▶ **WHAT IS REQUIRED**:
The answer must be every entry, given again word for word.

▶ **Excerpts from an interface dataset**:
------------------------

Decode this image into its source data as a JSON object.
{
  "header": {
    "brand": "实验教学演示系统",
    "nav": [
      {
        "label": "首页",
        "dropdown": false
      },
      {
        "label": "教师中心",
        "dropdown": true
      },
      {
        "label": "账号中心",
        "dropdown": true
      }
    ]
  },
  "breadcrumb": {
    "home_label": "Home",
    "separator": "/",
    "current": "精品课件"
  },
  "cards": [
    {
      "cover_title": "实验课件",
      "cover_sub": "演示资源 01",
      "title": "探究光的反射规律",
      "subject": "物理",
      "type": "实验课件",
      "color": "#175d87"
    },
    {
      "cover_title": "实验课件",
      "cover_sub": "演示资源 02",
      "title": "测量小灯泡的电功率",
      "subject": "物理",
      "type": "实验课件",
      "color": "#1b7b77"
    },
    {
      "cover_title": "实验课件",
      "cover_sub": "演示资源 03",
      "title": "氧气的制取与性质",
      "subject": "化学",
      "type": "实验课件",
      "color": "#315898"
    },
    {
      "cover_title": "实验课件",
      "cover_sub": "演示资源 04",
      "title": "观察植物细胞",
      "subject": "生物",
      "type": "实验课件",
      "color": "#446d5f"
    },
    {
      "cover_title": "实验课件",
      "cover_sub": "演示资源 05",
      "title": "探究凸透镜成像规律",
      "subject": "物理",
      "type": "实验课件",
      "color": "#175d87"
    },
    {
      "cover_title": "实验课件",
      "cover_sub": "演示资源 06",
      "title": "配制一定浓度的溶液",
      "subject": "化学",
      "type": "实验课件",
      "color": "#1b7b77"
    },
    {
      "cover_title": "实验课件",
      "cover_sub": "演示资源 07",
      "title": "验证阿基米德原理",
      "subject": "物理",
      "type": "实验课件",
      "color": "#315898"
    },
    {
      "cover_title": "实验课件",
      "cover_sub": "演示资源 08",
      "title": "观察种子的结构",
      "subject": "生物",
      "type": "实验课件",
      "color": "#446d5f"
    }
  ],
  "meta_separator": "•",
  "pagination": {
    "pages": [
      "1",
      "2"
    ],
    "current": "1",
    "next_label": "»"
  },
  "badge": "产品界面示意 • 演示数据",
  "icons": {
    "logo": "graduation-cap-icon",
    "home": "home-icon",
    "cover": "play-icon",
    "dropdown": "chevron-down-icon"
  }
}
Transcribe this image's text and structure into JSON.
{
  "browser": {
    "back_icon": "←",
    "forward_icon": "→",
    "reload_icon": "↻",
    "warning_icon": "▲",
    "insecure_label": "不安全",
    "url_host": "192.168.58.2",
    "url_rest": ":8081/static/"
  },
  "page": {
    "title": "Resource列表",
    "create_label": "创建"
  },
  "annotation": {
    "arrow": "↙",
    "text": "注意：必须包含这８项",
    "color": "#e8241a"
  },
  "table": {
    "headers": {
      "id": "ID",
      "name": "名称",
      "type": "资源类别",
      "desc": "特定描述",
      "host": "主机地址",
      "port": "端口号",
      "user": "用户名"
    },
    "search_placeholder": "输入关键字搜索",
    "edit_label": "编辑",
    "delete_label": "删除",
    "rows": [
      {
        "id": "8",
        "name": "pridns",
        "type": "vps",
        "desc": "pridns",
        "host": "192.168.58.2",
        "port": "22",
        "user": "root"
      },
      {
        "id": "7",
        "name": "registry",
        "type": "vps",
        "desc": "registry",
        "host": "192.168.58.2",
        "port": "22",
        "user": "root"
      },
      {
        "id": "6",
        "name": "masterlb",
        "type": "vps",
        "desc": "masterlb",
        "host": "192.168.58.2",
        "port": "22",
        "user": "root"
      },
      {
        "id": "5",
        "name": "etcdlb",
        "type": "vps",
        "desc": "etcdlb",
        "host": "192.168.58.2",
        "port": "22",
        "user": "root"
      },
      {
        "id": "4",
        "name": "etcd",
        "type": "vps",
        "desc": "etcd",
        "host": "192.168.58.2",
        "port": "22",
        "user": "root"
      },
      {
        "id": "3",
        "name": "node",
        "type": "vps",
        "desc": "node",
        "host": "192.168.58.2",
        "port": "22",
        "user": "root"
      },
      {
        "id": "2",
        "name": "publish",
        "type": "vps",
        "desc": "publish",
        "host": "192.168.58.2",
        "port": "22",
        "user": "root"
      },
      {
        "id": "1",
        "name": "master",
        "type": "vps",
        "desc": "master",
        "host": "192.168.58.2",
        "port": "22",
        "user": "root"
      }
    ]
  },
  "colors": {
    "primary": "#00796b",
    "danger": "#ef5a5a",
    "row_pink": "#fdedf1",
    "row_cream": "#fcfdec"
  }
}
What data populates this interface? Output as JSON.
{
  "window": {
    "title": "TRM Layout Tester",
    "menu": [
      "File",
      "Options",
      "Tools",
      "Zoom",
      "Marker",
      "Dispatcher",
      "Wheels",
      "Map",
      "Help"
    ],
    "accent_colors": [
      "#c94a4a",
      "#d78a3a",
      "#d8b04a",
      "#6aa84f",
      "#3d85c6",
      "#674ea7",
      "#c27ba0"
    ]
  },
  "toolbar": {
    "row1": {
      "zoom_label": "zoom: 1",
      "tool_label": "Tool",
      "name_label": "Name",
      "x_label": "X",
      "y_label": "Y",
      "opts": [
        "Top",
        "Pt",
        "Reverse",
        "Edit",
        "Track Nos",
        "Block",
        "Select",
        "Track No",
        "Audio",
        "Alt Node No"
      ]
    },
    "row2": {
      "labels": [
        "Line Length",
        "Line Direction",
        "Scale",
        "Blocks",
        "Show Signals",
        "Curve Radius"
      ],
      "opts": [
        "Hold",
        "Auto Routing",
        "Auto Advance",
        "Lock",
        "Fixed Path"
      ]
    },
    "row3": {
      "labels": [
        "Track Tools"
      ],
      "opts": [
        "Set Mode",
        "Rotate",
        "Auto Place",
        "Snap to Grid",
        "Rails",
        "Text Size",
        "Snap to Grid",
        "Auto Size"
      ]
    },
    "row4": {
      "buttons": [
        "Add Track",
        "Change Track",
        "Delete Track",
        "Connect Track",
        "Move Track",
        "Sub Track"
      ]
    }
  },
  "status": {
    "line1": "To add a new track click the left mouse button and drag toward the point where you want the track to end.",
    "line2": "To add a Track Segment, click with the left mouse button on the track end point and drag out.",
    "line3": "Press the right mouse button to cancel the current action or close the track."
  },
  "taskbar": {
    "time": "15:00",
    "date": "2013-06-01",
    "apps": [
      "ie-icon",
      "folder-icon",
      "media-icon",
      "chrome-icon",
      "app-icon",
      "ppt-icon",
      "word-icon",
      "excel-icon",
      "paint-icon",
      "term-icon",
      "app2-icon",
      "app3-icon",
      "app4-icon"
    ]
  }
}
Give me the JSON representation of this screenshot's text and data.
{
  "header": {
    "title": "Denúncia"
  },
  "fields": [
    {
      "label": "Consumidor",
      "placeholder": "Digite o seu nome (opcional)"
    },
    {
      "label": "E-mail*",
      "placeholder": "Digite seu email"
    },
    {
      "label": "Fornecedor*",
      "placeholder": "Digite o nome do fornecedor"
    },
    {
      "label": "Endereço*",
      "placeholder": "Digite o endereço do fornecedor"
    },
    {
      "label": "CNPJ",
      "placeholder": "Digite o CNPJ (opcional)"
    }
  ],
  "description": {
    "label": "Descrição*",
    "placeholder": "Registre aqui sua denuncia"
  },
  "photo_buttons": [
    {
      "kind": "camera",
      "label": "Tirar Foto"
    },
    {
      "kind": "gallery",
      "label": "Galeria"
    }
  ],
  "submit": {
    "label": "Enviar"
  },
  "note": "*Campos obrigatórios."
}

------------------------

▶ **EXERCISE SOLUTION**:
Decode this image into its source data as a JSON object.
{
  "header": {
    "brand": "实验教学演示系统",
    "nav": [
      {
        "label": "首页",
        "dropdown": false
      },
      {
        "label": "教师中心",
        "dropdown": true
      },
      {
        "label": "账号中心",
        "dropdown": true
      }
    ]
  },
  "breadcrumb": {
    "home_label": "Home",
    "separator": "/",
    "current": "精品课件"
  },
  "cards": [
    {
      "cover_title": "实验课件",
      "cover_sub": "演示资源 01",
      "title": "探究光的反射规律",
      "subject": "物理",
      "type": "实验课件",
      "color": "#175d87"
    },
    {
      "cover_title": "实验课件",
      "cover_sub": "演示资源 02",
      "title": "测量小灯泡的电功率",
      "subject": "物理",
      "type": "实验课件",
      "color": "#1b7b77"
    },
    {
      "cover_title": "实验课件",
      "cover_sub": "演示资源 03",
      "title": "氧气的制取与性质",
      "subject": "化学",
      "type": "实验课件",
      "color": "#315898"
    },
    {
      "cover_title": "实验课件",
      "cover_sub": "演示资源 04",
      "title": "观察植物细胞",
      "subject": "生物",
      "type": "实验课件",
      "color": "#446d5f"
    },
    {
      "cover_title": "实验课件",
      "cover_sub": "演示资源 05",
      "title": "探究凸透镜成像规律",
      "subject": "物理",
      "type": "实验课件",
      "color": "#175d87"
    },
    {
      "cover_title": "实验课件",
      "cover_sub": "演示资源 06",
      "title": "配制一定浓度的溶液",
      "subject": "化学",
      "type": "实验课件",
      "color": "#1b7b77"
    },
    {
      "cover_title": "实验课件",
      "cover_sub": "演示资源 07",
      "title": "验证阿基米德原理",
      "subject": "物理",
      "type": "实验课件",
      "color": "#315898"
    },
    {
      "cover_title": "实验课件",
      "cover_sub": "演示资源 08",
      "title": "观察种子的结构",
      "subject": "生物",
      "type": "实验课件",
      "color": "#446d5f"
    }
  ],
  "meta_separator": "•",
  "pagination": {
    "pages": [
      "1",
      "2"
    ],
    "current": "1",
    "next_label": "»"
  },
  "badge": "产品界面示意 • 演示数据",
  "icons": {
    "logo": "graduation-cap-icon",
    "home": "home-icon",
    "cover": "play-icon",
    "dropdown": "chevron-down-icon"
  }
}
Transcribe this image's text and structure into JSON.
{
  "browser": {
    "back_icon": "←",
    "forward_icon": "→",
    "reload_icon": "↻",
    "warning_icon": "▲",
    "insecure_label": "不安全",
    "url_host": "192.168.58.2",
    "url_rest": ":8081/static/"
  },
  "page": {
    "title": "Resource列表",
    "create_label": "创建"
  },
  "annotation": {
    "arrow": "↙",
    "text": "注意：必须包含这８项",
    "color": "#e8241a"
  },
  "table": {
    "headers": {
      "id": "ID",
      "name": "名称",
      "type": "资源类别",
      "desc": "特定描述",
      "host": "主机地址",
      "port": "端口号",
      "user": "用户名"
    },
    "search_placeholder": "输入关键字搜索",
    "edit_label": "编辑",
    "delete_label": "删除",
    "rows": [
      {
        "id": "8",
        "name": "pridns",
        "type": "vps",
        "desc": "pridns",
        "host": "192.168.58.2",
        "port": "22",
        "user": "root"
      },
      {
        "id": "7",
        "name": "registry",
        "type": "vps",
        "desc": "registry",
        "host": "192.168.58.2",
        "port": "22",
        "user": "root"
      },
      {
        "id": "6",
        "name": "masterlb",
        "type": "vps",
        "desc": "masterlb",
        "host": "192.168.58.2",
        "port": "22",
        "user": "root"
      },
      {
        "id": "5",
        "name": "etcdlb",
        "type": "vps",
        "desc": "etcdlb",
        "host": "192.168.58.2",
        "port": "22",
        "user": "root"
      },
      {
        "id": "4",
        "name": "etcd",
        "type": "vps",
        "desc": "etcd",
        "host": "192.168.58.2",
        "port": "22",
        "user": "root"
      },
      {
        "id": "3",
        "name": "node",
        "type": "vps",
        "desc": "node",
        "host": "192.168.58.2",
        "port": "22",
        "user": "root"
      },
      {
        "id": "2",
        "name": "publish",
        "type": "vps",
        "desc": "publish",
        "host": "192.168.58.2",
        "port": "22",
        "user": "root"
      },
      {
        "id": "1",
        "name": "master",
        "type": "vps",
        "desc": "master",
        "host": "192.168.58.2",
        "port": "22",
        "user": "root"
      }
    ]
  },
  "colors": {
    "primary": "#00796b",
    "danger": "#ef5a5a",
    "row_pink": "#fdedf1",
    "row_cream": "#fcfdec"
  }
}
What data populates this interface? Output as JSON.
{
  "window": {
    "title": "TRM Layout Tester",
    "menu": [
      "File",
      "Options",
      "Tools",
      "Zoom",
      "Marker",
      "Dispatcher",
      "Wheels",
      "Map",
      "Help"
    ],
    "accent_colors": [
      "#c94a4a",
      "#d78a3a",
      "#d8b04a",
      "#6aa84f",
      "#3d85c6",
      "#674ea7",
      "#c27ba0"
    ]
  },
  "toolbar": {
    "row1": {
      "zoom_label": "zoom: 1",
      "tool_label": "Tool",
      "name_label": "Name",
      "x_label": "X",
      "y_label": "Y",
      "opts": [
        "Top",
        "Pt",
        "Reverse",
        "Edit",
        "Track Nos",
        "Block",
        "Select",
        "Track No",
        "Audio",
        "Alt Node No"
      ]
    },
    "row2": {
      "labels": [
        "Line Length",
        "Line Direction",
        "Scale",
        "Blocks",
        "Show Signals",
        "Curve Radius"
      ],
      "opts": [
        "Hold",
        "Auto Routing",
        "Auto Advance",
        "Lock",
        "Fixed Path"
      ]
    },
    "row3": {
      "labels": [
        "Track Tools"
      ],
      "opts": [
        "Set Mode",
        "Rotate",
        "Auto Place",
        "Snap to Grid",
        "Rails",
        "Text Size",
        "Snap to Grid",
        "Auto Size"
      ]
    },
    "row4": {
      "buttons": [
        "Add Track",
        "Change Track",
        "Delete Track",
        "Connect Track",
        "Move Track",
        "Sub Track"
      ]
    }
  },
  "status": {
    "line1": "To add a new track click the left mouse button and drag toward the point where you want the track to end.",
    "line2": "To add a Track Segment, click with the left mouse button on the track end point and drag out.",
    "line3": "Press the right mouse button to cancel the current action or close the track."
  },
  "taskbar": {
    "time": "15:00",
    "date": "2013-06-01",
    "apps": [
      "ie-icon",
      "folder-icon",
      "media-icon",
      "chrome-icon",
      "app-icon",
      "ppt-icon",
      "word-icon",
      "excel-icon",
      "paint-icon",
      "term-icon",
      "app2-icon",
      "app3-icon",
      "app4-icon"
    ]
  }
}
Give me the JSON representation of this screenshot's text and data.
{
  "header": {
    "title": "Denúncia"
  },
  "fields": [
    {
      "label": "Consumidor",
      "placeholder": "Digite o seu nome (opcional)"
    },
    {
      "label": "E-mail*",
      "placeholder": "Digite seu email"
    },
    {
      "label": "Fornecedor*",
      "placeholder": "Digite o nome do fornecedor"
    },
    {
      "label": "Endereço*",
      "placeholder": "Digite o endereço do fornecedor"
    },
    {
      "label": "CNPJ",
      "placeholder": "Digite o CNPJ (opcional)"
    }
  ],
  "description": {
    "label": "Descrição*",
    "placeholder": "Registre aqui sua denuncia"
  },
  "photo_buttons": [
    {
      "kind": "camera",
      "label": "Tirar Foto"
    },
    {
      "kind": "gallery",
      "label": "Galeria"
    }
  ],
  "submit": {
    "label": "Enviar"
  },
  "note": "*Campos obrigatórios."
}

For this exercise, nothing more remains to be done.